Which lines below include the string "data"? Please show each one.

[Records for processing Boundary: Start]

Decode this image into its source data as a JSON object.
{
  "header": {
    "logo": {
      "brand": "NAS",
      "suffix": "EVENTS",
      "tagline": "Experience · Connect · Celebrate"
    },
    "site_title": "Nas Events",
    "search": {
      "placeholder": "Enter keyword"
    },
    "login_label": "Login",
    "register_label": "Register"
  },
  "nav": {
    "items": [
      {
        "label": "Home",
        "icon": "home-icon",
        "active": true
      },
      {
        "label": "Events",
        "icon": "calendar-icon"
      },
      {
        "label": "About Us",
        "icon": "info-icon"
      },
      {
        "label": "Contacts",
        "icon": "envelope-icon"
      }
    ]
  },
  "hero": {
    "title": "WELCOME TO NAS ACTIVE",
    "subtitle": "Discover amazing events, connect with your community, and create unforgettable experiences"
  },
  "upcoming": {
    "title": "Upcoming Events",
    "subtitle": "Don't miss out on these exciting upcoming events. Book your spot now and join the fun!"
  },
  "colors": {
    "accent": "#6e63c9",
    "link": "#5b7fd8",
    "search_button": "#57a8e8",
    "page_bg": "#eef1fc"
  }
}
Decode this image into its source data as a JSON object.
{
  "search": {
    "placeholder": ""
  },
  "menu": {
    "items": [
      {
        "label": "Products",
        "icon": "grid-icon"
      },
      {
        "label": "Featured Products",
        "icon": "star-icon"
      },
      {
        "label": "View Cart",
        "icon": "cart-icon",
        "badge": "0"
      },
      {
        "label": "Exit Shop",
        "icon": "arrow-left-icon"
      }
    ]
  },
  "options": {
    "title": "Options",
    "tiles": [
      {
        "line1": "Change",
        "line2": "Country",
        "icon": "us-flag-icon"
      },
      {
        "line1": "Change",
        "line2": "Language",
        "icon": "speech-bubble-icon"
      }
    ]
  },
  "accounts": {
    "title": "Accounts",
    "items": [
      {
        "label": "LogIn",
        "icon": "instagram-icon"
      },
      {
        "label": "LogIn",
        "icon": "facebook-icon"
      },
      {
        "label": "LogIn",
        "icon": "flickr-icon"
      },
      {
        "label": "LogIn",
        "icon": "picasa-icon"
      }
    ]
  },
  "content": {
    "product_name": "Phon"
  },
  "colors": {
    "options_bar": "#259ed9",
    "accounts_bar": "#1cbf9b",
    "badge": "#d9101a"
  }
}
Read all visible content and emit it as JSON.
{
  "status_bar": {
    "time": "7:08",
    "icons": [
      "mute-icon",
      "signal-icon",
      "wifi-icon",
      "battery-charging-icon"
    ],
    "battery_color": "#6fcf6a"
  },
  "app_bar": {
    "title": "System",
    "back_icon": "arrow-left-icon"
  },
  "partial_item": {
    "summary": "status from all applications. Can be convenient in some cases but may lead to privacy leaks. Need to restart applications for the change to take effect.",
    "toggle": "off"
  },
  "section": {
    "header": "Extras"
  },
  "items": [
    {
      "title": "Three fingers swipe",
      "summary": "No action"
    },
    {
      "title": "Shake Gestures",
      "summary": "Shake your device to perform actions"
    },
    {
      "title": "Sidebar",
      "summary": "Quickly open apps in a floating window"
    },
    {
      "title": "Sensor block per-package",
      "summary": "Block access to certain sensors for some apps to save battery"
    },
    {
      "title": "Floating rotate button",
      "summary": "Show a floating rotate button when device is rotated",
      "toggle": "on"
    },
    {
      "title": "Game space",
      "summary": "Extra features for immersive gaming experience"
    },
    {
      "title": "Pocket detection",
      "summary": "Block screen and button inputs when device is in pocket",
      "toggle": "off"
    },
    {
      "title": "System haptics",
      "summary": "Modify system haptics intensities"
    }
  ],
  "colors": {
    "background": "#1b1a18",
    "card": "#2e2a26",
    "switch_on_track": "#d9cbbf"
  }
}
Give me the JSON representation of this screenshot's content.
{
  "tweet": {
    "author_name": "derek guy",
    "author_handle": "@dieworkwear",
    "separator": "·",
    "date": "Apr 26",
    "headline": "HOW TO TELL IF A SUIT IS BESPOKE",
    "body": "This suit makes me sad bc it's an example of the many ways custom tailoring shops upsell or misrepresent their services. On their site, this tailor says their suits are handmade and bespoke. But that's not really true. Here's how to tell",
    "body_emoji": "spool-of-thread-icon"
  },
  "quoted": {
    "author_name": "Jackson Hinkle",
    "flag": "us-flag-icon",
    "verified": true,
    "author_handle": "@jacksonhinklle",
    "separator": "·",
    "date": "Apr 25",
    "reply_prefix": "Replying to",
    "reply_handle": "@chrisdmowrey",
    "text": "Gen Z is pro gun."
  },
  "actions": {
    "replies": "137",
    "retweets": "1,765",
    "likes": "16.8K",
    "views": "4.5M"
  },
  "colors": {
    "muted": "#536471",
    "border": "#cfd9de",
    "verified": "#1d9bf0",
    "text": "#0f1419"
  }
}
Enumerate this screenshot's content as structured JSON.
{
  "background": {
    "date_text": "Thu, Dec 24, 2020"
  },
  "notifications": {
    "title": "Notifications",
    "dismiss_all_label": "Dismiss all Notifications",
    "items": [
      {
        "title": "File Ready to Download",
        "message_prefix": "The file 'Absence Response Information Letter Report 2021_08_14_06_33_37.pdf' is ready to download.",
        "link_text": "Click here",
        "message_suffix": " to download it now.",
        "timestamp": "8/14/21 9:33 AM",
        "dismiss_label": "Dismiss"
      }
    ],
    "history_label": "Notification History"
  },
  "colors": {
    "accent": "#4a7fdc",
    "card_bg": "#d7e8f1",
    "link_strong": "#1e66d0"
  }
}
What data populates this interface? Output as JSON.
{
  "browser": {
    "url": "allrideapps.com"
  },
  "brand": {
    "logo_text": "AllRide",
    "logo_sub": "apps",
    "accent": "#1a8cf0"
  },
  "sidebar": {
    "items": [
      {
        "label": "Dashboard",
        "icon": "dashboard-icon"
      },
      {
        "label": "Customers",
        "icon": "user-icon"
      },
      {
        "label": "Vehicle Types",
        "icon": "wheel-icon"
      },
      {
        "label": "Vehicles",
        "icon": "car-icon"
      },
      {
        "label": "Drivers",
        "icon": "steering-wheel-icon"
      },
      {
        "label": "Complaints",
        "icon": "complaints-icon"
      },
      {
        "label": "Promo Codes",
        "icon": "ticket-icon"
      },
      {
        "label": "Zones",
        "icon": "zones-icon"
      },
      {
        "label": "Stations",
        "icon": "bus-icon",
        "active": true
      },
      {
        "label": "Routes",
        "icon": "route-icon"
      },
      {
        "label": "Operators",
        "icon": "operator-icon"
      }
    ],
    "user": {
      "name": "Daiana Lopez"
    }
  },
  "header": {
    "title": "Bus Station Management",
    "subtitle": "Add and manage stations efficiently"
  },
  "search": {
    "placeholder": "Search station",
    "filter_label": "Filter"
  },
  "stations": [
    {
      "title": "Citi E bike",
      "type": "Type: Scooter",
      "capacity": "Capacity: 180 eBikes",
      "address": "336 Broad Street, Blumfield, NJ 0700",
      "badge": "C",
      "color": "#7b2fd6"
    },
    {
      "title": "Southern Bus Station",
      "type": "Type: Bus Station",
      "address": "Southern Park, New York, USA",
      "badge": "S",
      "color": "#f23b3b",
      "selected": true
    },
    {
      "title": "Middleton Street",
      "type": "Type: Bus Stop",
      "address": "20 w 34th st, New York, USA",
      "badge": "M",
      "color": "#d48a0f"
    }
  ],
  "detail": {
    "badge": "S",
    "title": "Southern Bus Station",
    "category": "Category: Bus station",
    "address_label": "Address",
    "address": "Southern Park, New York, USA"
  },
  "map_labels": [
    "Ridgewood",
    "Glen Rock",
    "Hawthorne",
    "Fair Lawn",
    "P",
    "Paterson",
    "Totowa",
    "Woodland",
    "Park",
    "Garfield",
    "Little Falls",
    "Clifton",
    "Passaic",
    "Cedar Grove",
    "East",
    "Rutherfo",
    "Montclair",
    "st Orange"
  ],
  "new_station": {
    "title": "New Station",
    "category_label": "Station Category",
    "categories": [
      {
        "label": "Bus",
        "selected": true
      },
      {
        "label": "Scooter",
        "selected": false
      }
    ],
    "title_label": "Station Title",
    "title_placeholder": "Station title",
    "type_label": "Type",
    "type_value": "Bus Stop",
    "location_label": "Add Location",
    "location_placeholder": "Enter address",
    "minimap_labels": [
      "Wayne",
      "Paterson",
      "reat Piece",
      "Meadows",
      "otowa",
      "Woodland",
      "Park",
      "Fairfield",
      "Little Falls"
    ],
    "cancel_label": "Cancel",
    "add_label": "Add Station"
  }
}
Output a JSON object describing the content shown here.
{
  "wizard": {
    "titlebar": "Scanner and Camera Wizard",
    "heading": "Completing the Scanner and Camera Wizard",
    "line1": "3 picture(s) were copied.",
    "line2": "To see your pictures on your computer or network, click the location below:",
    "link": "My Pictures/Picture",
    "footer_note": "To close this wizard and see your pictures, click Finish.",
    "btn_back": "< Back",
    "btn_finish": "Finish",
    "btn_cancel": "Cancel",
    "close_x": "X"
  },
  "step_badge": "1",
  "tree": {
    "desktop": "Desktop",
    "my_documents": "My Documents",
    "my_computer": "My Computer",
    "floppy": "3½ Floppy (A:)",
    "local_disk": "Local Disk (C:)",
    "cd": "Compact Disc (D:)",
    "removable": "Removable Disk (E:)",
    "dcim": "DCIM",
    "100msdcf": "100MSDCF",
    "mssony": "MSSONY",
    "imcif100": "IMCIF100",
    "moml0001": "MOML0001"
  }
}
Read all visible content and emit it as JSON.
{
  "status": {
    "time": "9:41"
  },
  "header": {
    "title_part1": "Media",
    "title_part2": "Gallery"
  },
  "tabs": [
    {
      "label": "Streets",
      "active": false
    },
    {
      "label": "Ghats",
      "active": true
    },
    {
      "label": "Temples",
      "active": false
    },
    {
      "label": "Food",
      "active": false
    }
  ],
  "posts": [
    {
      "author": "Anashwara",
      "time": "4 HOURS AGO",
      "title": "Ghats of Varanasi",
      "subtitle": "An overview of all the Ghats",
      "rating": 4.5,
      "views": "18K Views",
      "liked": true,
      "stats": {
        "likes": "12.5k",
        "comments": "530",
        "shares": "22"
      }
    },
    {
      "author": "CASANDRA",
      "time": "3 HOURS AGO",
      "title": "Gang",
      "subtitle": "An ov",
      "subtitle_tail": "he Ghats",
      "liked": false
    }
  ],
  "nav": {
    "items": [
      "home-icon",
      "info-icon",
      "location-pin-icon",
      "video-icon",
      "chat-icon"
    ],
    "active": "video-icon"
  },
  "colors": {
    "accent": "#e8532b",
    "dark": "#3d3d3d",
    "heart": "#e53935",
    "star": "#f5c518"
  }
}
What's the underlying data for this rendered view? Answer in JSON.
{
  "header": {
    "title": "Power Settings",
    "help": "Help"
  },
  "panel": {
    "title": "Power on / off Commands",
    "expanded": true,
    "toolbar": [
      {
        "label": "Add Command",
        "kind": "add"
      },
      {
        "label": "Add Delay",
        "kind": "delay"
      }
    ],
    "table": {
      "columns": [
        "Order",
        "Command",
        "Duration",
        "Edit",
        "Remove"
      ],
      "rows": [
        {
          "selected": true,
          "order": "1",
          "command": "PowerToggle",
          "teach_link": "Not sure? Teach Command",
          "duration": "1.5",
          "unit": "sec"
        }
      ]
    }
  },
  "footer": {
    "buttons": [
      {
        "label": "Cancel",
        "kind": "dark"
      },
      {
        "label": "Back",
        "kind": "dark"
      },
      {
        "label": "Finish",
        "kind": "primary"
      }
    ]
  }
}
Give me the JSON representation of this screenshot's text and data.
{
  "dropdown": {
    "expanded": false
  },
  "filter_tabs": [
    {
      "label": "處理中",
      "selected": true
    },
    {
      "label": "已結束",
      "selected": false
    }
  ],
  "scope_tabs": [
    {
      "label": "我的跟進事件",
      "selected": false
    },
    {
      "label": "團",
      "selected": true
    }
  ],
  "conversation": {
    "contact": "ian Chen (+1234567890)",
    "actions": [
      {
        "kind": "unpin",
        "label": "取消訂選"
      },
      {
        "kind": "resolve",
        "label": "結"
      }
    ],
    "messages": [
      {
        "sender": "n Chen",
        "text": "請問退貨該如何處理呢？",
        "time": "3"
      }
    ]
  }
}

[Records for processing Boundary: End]

Result for this exercise:
Decode this image into its source data as a JSON object.
Decode this image into its source data as a JSON object.
What data populates this interface? Output as JSON.
What's the underlying data for this rendered view? Answer in JSON.
Give me the JSON representation of this screenshot's text and data.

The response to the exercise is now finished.